Although the Disney film is based on the original fairy tale, its mermaids are fictional creatures and they live in the kingdom of Atlantica, a fictional setting, Marcus Ryder, an advocate for media diversity, says the film should have incorporated the horrors of real slavery into the family movie.
Ryder, being the advocate that he is, saw the opportunity to point out how unrealistic the family-friendly, children’s movie handle a romantic relationship with a Black mermaid and her white love interest, Prince Eric.
In his blog post, “Disney’s The Little Mermaid, Caribbean Slavery, and Telling the Truth to Children,” Ryder said the following: “I do not think we do our children any favours by pretending that slavery didn’t exist. Setting the fantastical story in this time and place is literally the equivalent of setting a love story between Jew and Gentile in 1940 Germany and ignoring the Jewish holocaust.”

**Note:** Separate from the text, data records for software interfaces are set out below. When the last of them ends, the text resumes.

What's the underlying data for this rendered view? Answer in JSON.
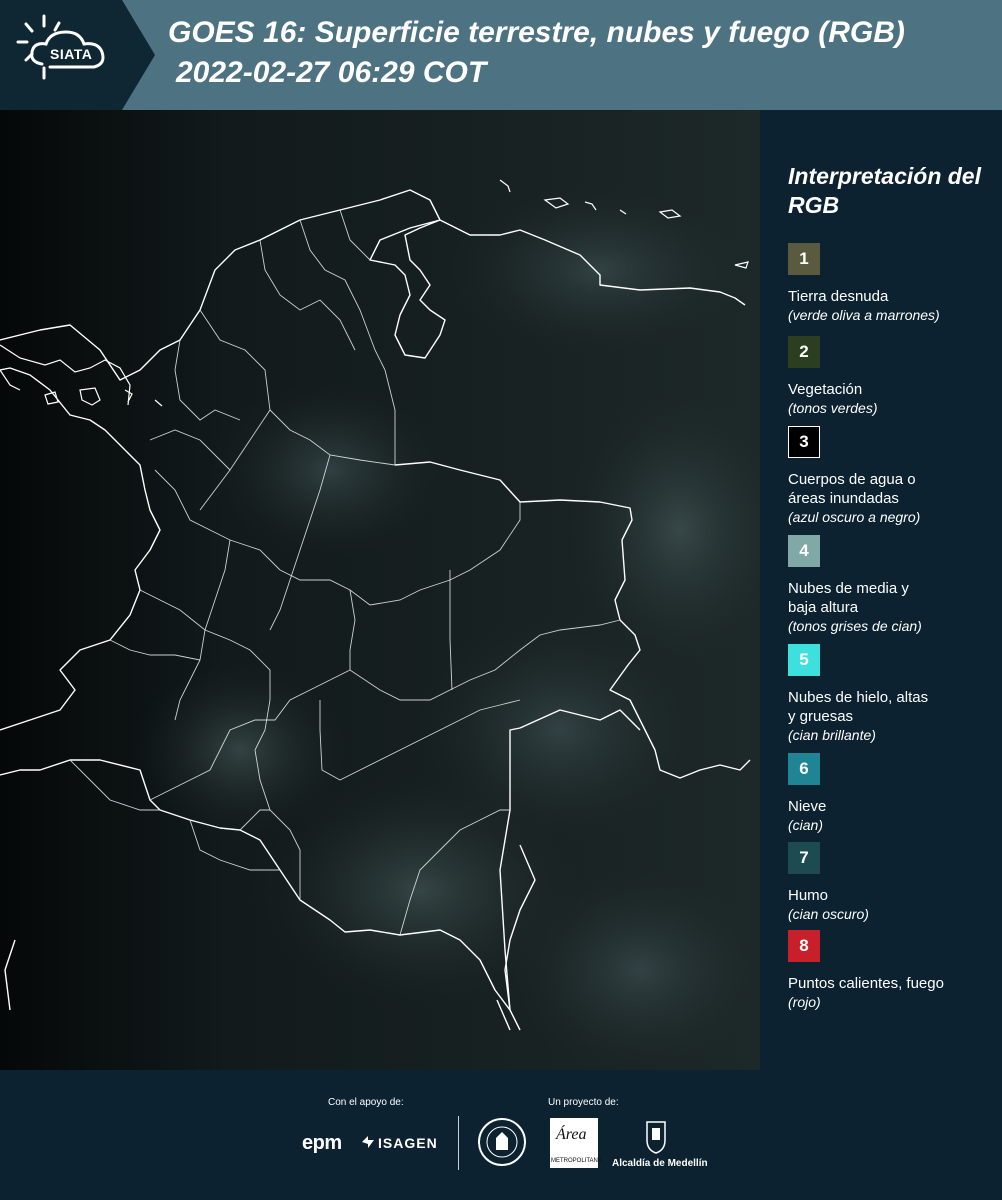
{
  "header": {
    "logo_text": "SIATA",
    "title": "GOES 16: Superficie terrestre, nubes y fuego (RGB)",
    "timestamp": "2022-02-27 06:29 COT"
  },
  "map": {
    "description_icon": "satellite-rgb-map",
    "boundary_color": "#ffffff"
  },
  "legend": {
    "title": "Interpretación del RGB",
    "items": [
      {
        "num": "1",
        "label": "Tierra desnuda",
        "sub": "(verde oliva a marrones)",
        "color": "#5a5a3e"
      },
      {
        "num": "2",
        "label": "Vegetación",
        "sub": "(tonos verdes)",
        "color": "#2b3e1f"
      },
      {
        "num": "3",
        "label": "Cuerpos de agua o áreas inundadas",
        "sub": "(azul oscuro a negro)",
        "color": "#000000"
      },
      {
        "num": "4",
        "label": "Nubes de media y baja altura",
        "sub": "(tonos grises de cian)",
        "color": "#7fa8a6"
      },
      {
        "num": "5",
        "label": "Nubes de hielo, altas y gruesas",
        "sub": "(cian brillante)",
        "color": "#3ee0de"
      },
      {
        "num": "6",
        "label": "Nieve",
        "sub": "(cian)",
        "color": "#1f8494"
      },
      {
        "num": "7",
        "label": "Humo",
        "sub": "(cian oscuro)",
        "color": "#1c4c52"
      },
      {
        "num": "8",
        "label": "Puntos calientes, fuego",
        "sub": "(rojo)",
        "color": "#c8202a"
      }
    ]
  },
  "footer": {
    "support_label": "Con el apoyo de:",
    "project_label": "Un proyecto de:",
    "epm": "epm",
    "isagen": "ISAGEN",
    "area_script": "Área",
    "area_small": "METROPOLITANA",
    "alcaldia": "Alcaldía de Medellín"
  }
}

It is also worth noting “The Little Mermaid,” its remake, original 1989 animation, and the book it is based on, does not explicitly states where it takes place; the remake has only hinted at being in the Caribbean and the year is also undetermined as well.
“The Little Mermaid,” already receiving fierce complaints from critics who believe the casting of Halle Bailey, a Black woman, to play the role of Ariel was sacrilege and indulgence of cultural division, is currently performing well domestically in theaters but underperforming internationally, especially in China.

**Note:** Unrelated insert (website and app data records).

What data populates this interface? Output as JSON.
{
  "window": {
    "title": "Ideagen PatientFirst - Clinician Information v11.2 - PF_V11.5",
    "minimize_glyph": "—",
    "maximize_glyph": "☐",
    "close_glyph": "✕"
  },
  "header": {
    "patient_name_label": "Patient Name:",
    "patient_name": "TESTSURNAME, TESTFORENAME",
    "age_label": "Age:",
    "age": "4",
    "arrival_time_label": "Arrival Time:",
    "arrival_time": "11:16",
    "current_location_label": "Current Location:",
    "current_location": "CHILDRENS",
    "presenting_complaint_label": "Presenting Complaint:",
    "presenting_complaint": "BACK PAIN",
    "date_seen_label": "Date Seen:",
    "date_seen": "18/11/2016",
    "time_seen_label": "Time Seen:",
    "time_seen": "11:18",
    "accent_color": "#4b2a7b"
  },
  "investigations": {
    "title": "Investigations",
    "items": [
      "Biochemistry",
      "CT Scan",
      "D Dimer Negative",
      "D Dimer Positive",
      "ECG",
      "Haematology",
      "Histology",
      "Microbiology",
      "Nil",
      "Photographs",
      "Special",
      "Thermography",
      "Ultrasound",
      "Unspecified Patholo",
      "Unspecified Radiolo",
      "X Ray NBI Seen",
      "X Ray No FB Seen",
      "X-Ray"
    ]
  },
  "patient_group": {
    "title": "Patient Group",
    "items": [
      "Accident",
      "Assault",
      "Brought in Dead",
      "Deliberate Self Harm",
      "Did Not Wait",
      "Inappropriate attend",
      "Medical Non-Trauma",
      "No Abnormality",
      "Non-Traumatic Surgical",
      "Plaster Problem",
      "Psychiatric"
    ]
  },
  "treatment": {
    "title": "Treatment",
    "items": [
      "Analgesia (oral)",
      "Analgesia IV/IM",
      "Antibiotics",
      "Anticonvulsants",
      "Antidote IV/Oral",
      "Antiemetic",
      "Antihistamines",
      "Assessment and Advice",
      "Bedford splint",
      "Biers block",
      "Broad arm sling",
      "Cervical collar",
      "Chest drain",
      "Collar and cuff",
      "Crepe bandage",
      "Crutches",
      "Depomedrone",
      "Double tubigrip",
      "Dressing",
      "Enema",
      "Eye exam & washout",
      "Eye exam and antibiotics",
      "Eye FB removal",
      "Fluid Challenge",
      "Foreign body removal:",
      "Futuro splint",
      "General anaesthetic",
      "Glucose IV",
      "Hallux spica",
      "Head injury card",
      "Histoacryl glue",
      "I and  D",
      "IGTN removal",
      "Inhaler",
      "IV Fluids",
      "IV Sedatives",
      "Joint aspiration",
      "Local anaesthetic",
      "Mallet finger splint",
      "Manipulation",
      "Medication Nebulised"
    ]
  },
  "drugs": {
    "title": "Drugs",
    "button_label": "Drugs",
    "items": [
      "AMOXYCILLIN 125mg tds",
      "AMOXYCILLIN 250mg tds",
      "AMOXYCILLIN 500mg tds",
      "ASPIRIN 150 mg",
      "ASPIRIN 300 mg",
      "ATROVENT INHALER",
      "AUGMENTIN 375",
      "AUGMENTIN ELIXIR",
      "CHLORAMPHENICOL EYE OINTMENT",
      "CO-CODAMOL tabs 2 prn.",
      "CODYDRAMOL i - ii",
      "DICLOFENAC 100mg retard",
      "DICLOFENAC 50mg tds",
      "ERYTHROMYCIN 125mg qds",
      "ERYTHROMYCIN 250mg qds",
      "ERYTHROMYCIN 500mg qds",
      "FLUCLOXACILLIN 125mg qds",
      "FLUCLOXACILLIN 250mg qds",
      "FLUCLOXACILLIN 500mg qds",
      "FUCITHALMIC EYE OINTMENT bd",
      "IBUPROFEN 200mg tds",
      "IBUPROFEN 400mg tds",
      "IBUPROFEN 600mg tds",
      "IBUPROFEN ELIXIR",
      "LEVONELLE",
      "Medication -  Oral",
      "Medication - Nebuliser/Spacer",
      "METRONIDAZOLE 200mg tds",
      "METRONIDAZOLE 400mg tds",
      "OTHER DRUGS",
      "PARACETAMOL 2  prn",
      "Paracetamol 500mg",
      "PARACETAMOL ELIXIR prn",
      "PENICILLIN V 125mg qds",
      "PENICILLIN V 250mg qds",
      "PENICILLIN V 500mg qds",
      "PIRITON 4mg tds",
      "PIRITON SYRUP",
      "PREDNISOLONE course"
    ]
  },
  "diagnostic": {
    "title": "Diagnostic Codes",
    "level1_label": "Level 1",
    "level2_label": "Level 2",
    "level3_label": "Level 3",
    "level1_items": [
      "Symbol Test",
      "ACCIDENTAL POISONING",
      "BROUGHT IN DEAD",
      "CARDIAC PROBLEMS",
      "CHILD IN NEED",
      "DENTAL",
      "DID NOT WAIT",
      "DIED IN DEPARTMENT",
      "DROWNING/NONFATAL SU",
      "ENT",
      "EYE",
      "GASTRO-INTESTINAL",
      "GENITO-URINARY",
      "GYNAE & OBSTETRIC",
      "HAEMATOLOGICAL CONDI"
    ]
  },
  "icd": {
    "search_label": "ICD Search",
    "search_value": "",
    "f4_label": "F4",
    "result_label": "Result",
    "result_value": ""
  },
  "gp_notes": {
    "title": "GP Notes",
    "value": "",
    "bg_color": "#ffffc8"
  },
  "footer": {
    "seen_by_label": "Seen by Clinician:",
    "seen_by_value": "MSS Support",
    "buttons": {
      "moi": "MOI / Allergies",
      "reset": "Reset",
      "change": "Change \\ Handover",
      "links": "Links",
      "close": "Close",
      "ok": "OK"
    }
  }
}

Ryder watched a movie with his 6-year-old son. The advocate suggests that the movie, which seems to be set during the time of African chattel slavery in the 18th century, should have been set in Haiti after it gained freedom from slavery. The advocate believes that the story should have featured Ariel meeting her prince amidst growing racial unity.
During the 18th century, Caribbean slavery experienced significant growth due to the rising demand for sugar and other crops. This led to a dramatic increase in the number of enslaved individuals in the region, and their living conditions worsened considerably.

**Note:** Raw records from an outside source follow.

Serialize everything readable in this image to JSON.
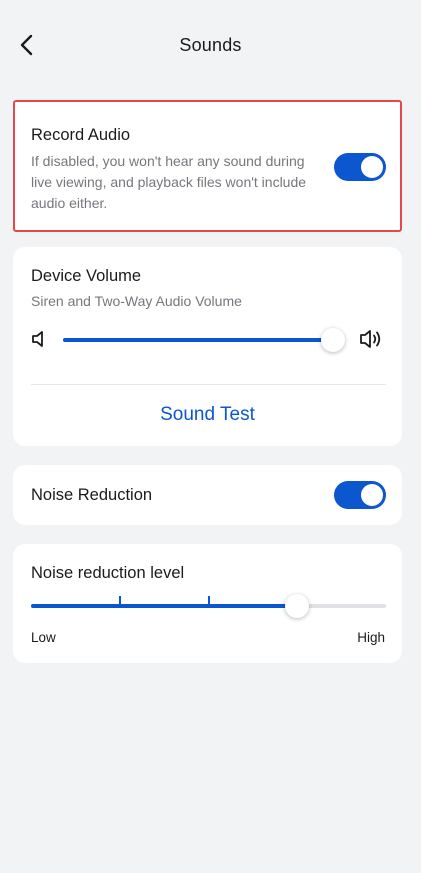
{
  "header": {
    "title": "Sounds",
    "back_icon": "chevron-left-icon"
  },
  "record_audio": {
    "label": "Record Audio",
    "description": "If disabled, you won't hear any sound during live viewing, and playback files won't include audio either.",
    "enabled": true
  },
  "device_volume": {
    "label": "Device Volume",
    "description": "Siren and Two-Way Audio Volume",
    "level": 1.0,
    "sound_test_label": "Sound Test"
  },
  "noise_reduction": {
    "label": "Noise Reduction",
    "enabled": true
  },
  "noise_reduction_level": {
    "label": "Noise reduction level",
    "min_label": "Low",
    "max_label": "High",
    "steps": 5,
    "level_index": 3
  },
  "colors": {
    "accent": "#0c56d0",
    "highlight_border": "#e4484a",
    "background": "#f2f3f5"
  }
}
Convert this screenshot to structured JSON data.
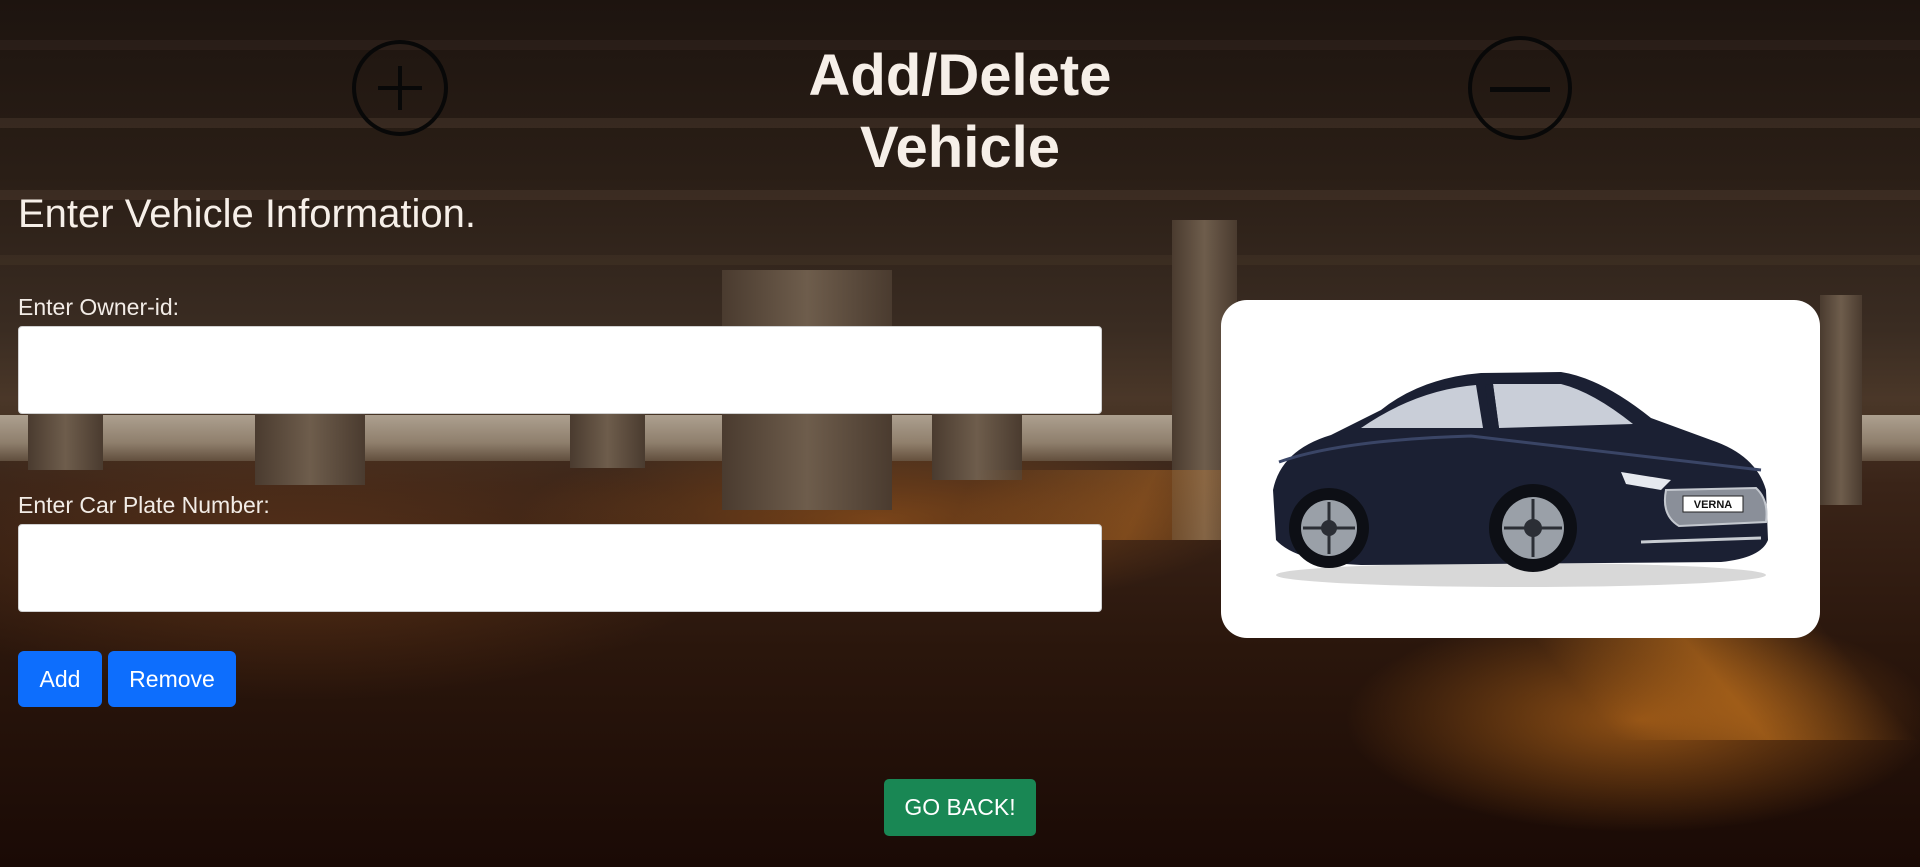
{
  "page": {
    "title": "Add/Delete Vehicle",
    "subtitle": "Enter Vehicle Information."
  },
  "icons": {
    "add": "plus-circle-icon",
    "remove": "minus-circle-icon"
  },
  "form": {
    "owner_label": "Enter Owner-id:",
    "owner_value": "",
    "plate_label": "Enter Car Plate Number:",
    "plate_value": "",
    "add_label": "Add",
    "remove_label": "Remove"
  },
  "car_image": {
    "plate_text": "VERNA"
  },
  "footer": {
    "back_label": "GO BACK!"
  },
  "colors": {
    "primary": "#0d6efd",
    "success": "#198754",
    "text_light": "#f6efe8",
    "car_body": "#1b2033"
  }
}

The area has a significant number of people with African heritage, and most of the social and economic challenges in the Caribbean can be linked to the historical practice of slavery.
“We owe it to our children to give them the most amazing fantastical stories possible to help their imaginations grow,” Ryder said. “We do not do this by ‘whitewashing’ out the difficult parts of our history. We do it by embracing our rich history and empowering them with the truth.”
“The sad reality is this great film left me concerned that Disney did not take seriously this very sensitive time and place which due to the atrocities that happened there should be treated very carefully – especially for impressionable children,” Ryder, Head of External Consultancies at the Sir Lenny Henry Centre for Media Diversity, said.
When Ryder posted the blog on Twitter, it drew its own criticism, mostly from users who said he was taking “The Little Mermaid” too seriously and defenders of the Black-led film who said it was good as it was.
Ryder deleted his tweet, which went viral, because it was “widely misunderstood” by many. The advocate later clarified in another tweet that he actually liked the film and appreciated its representation of Black beauty and diversity on screen.
A culmination of critics says “The Little Mermaid” was a decent movie despite the anticipated hate and dislike from the trailer it initially got. Metacritic, a review aggregator, has “The Little Mermaid,” released on May 26, a score standing at 59 out of 100, a fair review.
The highly rated score comes from The Arizona Republic, which not only gave “The Little Mermaid” a perfect 100 score, but author Kaely Monahan said it “is Disney’s best live-action remake yet.”
The lowest reviews came from The New York Times and New York Magazine’s Vulture, which gave the movie a 30. Both publications essentially said that the new live-action version of “The Little Mermaid” lacks many important elements that made the original animated film enjoyable, instead feeling obligatory and defensive, striving for approval with noble intentions, and that Bailey, who nailed her performance as Ariel, is undeservedly betrayed by the lack of quality in Disney’s production.